TASK STATEMENT — Would you copy the entries that follow exactly, leaving out every picture?

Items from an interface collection

┏━━

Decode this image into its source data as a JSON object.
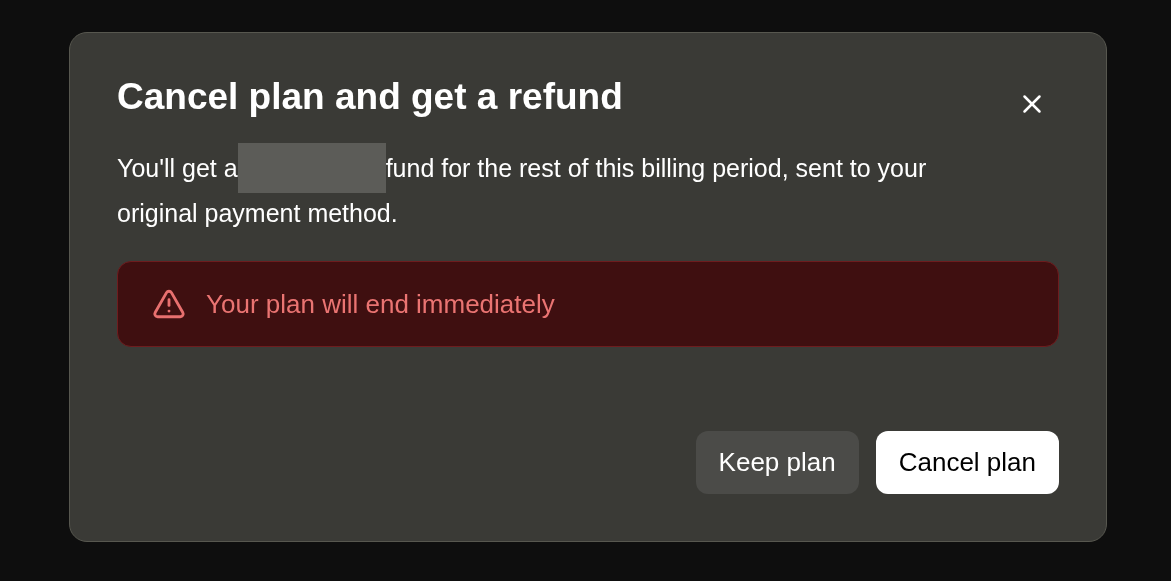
{
  "dialog": {
    "title": "Cancel plan and get a refund",
    "body_start": "You'll get a",
    "body_end": [
      "fund for the rest of this billing period, sent to your",
      "original payment method."
    ],
    "alert": {
      "text": "Your plan will end immediately"
    },
    "buttons": [
      {
        "label": "Keep plan",
        "kind": "secondary"
      },
      {
        "label": "Cancel plan",
        "kind": "primary"
      }
    ]
  }
}
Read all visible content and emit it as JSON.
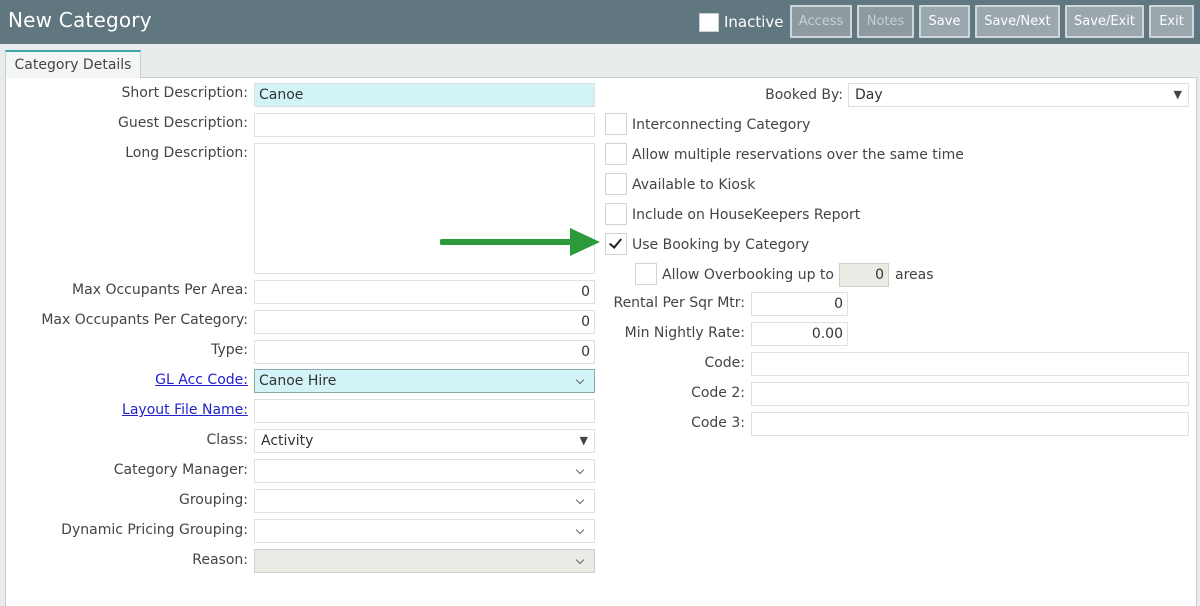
{
  "header": {
    "title": "New Category",
    "inactive_label": "Inactive",
    "buttons": {
      "access": "Access",
      "notes": "Notes",
      "save": "Save",
      "save_next": "Save/Next",
      "save_exit": "Save/Exit",
      "exit": "Exit"
    }
  },
  "tabs": {
    "category_details": "Category Details"
  },
  "left": {
    "short_description": {
      "label": "Short Description:",
      "value": "Canoe"
    },
    "guest_description": {
      "label": "Guest Description:",
      "value": ""
    },
    "long_description": {
      "label": "Long Description:",
      "value": ""
    },
    "max_occ_area": {
      "label": "Max Occupants Per Area:",
      "value": "0"
    },
    "max_occ_category": {
      "label": "Max Occupants Per Category:",
      "value": "0"
    },
    "type": {
      "label": "Type:",
      "value": "0"
    },
    "gl_acc_code": {
      "label": "GL Acc Code:",
      "value": "Canoe Hire"
    },
    "layout_file_name": {
      "label": "Layout File Name:",
      "value": ""
    },
    "class": {
      "label": "Class:",
      "value": "Activity"
    },
    "category_manager": {
      "label": "Category Manager:",
      "value": ""
    },
    "grouping": {
      "label": "Grouping:",
      "value": ""
    },
    "dynamic_pricing_grouping": {
      "label": "Dynamic Pricing Grouping:",
      "value": ""
    },
    "reason": {
      "label": "Reason:",
      "value": ""
    }
  },
  "right": {
    "booked_by": {
      "label": "Booked By:",
      "value": "Day"
    },
    "checks": {
      "interconnecting": "Interconnecting Category",
      "multiple_reservations": "Allow multiple reservations over the same time",
      "kiosk": "Available to Kiosk",
      "housekeepers": "Include on HouseKeepers Report",
      "booking_by_category": "Use Booking by Category"
    },
    "overbooking": {
      "label": "Allow Overbooking up to",
      "value": "0",
      "unit": "areas"
    },
    "rental_per_sqr_mtr": {
      "label": "Rental Per Sqr Mtr:",
      "value": "0"
    },
    "min_nightly_rate": {
      "label": "Min Nightly Rate:",
      "value": "0.00"
    },
    "code": {
      "label": "Code:",
      "value": ""
    },
    "code2": {
      "label": "Code 2:",
      "value": ""
    },
    "code3": {
      "label": "Code 3:",
      "value": ""
    }
  },
  "colors": {
    "header_bg": "#61777f",
    "highlight_field": "#d2f4f7",
    "arrow": "#2a9a3a",
    "link": "#2222cc"
  }
}
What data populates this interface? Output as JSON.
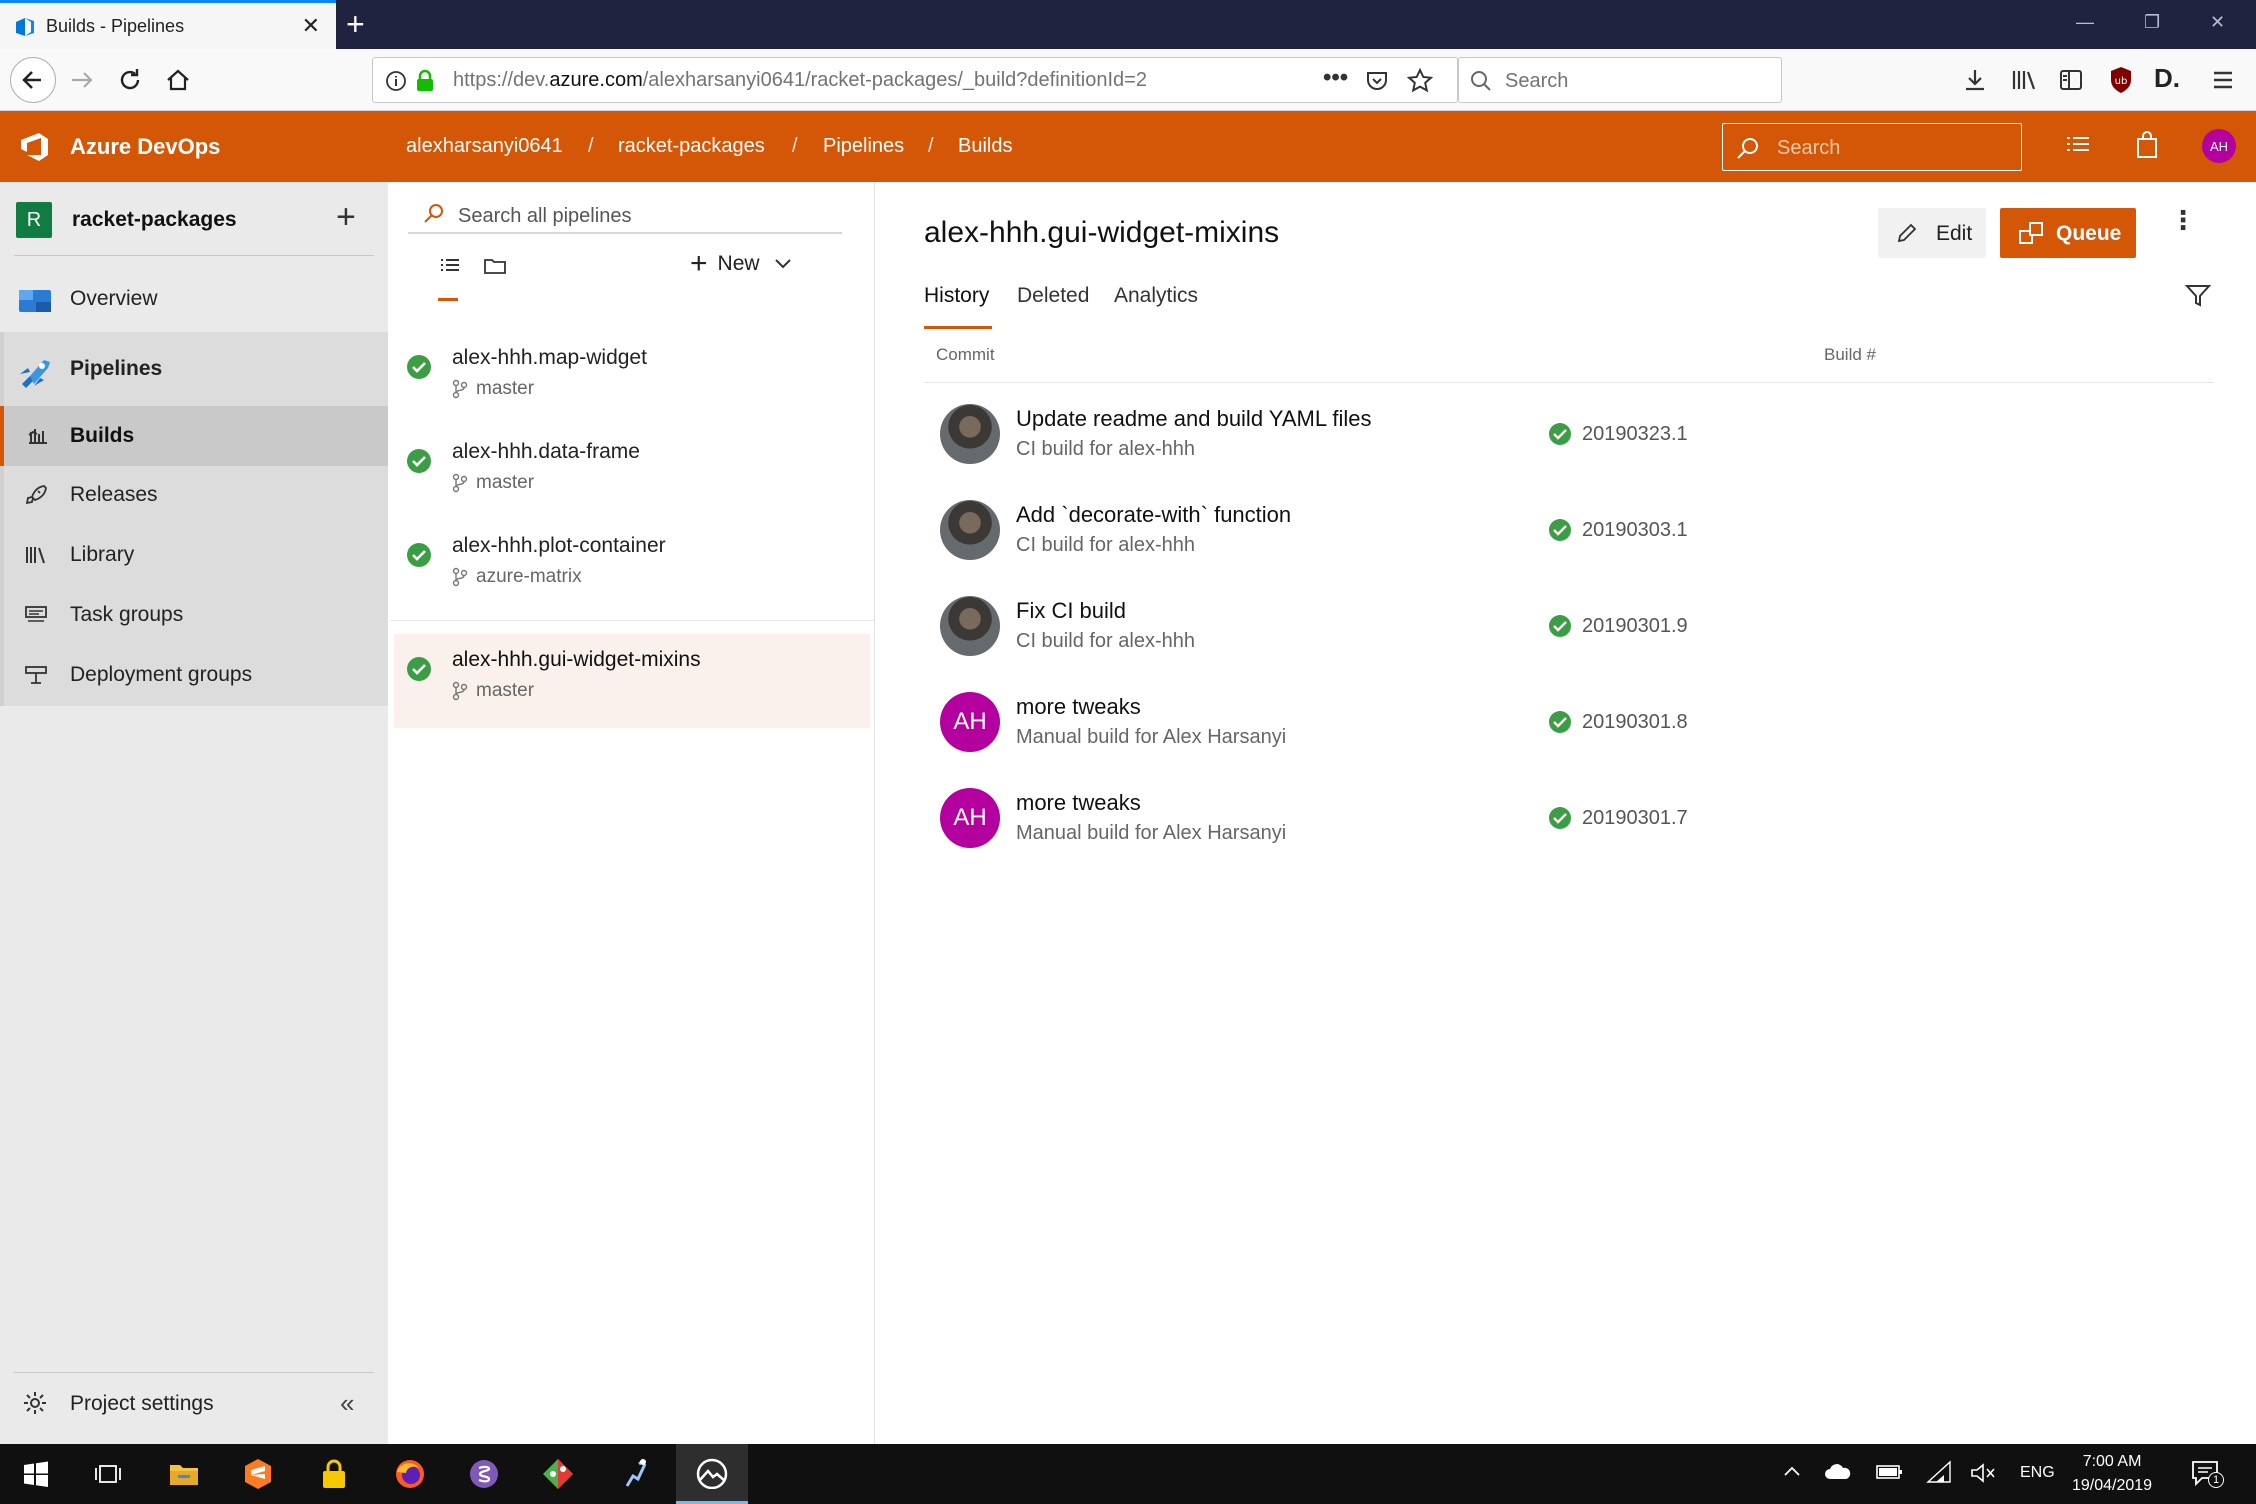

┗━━

RESPONSE —
Decode this image into its source data as a JSON object.
{
  "dialog": {
    "title": "Cancel plan and get a refund",
    "body_start": "You'll get a",
    "body_end": [
      "fund for the rest of this billing period, sent to your",
      "original payment method."
    ],
    "alert": {
      "text": "Your plan will end immediately"
    },
    "buttons": [
      {
        "label": "Keep plan",
        "kind": "secondary"
      },
      {
        "label": "Cancel plan",
        "kind": "primary"
      }
    ]
  }
}
Read all visible content and emit it as JSON.
{
  "header": {
    "title": "New Category",
    "inactive_label": "Inactive",
    "buttons": {
      "access": "Access",
      "notes": "Notes",
      "save": "Save",
      "save_next": "Save/Next",
      "save_exit": "Save/Exit",
      "exit": "Exit"
    }
  },
  "tabs": {
    "category_details": "Category Details"
  },
  "left": {
    "short_description": {
      "label": "Short Description:",
      "value": "Canoe"
    },
    "guest_description": {
      "label": "Guest Description:",
      "value": ""
    },
    "long_description": {
      "label": "Long Description:",
      "value": ""
    },
    "max_occ_area": {
      "label": "Max Occupants Per Area:",
      "value": "0"
    },
    "max_occ_category": {
      "label": "Max Occupants Per Category:",
      "value": "0"
    },
    "type": {
      "label": "Type:",
      "value": "0"
    },
    "gl_acc_code": {
      "label": "GL Acc Code:",
      "value": "Canoe Hire"
    },
    "layout_file_name": {
      "label": "Layout File Name:",
      "value": ""
    },
    "class": {
      "label": "Class:",
      "value": "Activity"
    },
    "category_manager": {
      "label": "Category Manager:",
      "value": ""
    },
    "grouping": {
      "label": "Grouping:",
      "value": ""
    },
    "dynamic_pricing_grouping": {
      "label": "Dynamic Pricing Grouping:",
      "value": ""
    },
    "reason": {
      "label": "Reason:",
      "value": ""
    }
  },
  "right": {
    "booked_by": {
      "label": "Booked By:",
      "value": "Day"
    },
    "checks": {
      "interconnecting": "Interconnecting Category",
      "multiple_reservations": "Allow multiple reservations over the same time",
      "kiosk": "Available to Kiosk",
      "housekeepers": "Include on HouseKeepers Report",
      "booking_by_category": "Use Booking by Category"
    },
    "overbooking": {
      "label": "Allow Overbooking up to",
      "value": "0",
      "unit": "areas"
    },
    "rental_per_sqr_mtr": {
      "label": "Rental Per Sqr Mtr:",
      "value": "0"
    },
    "min_nightly_rate": {
      "label": "Min Nightly Rate:",
      "value": "0.00"
    },
    "code": {
      "label": "Code:",
      "value": ""
    },
    "code2": {
      "label": "Code 2:",
      "value": ""
    },
    "code3": {
      "label": "Code 3:",
      "value": ""
    }
  },
  "colors": {
    "header_bg": "#61777f",
    "highlight_field": "#d2f4f7",
    "arrow": "#2a9a3a",
    "link": "#2222cc"
  }
}
What data populates this interface? Output as JSON.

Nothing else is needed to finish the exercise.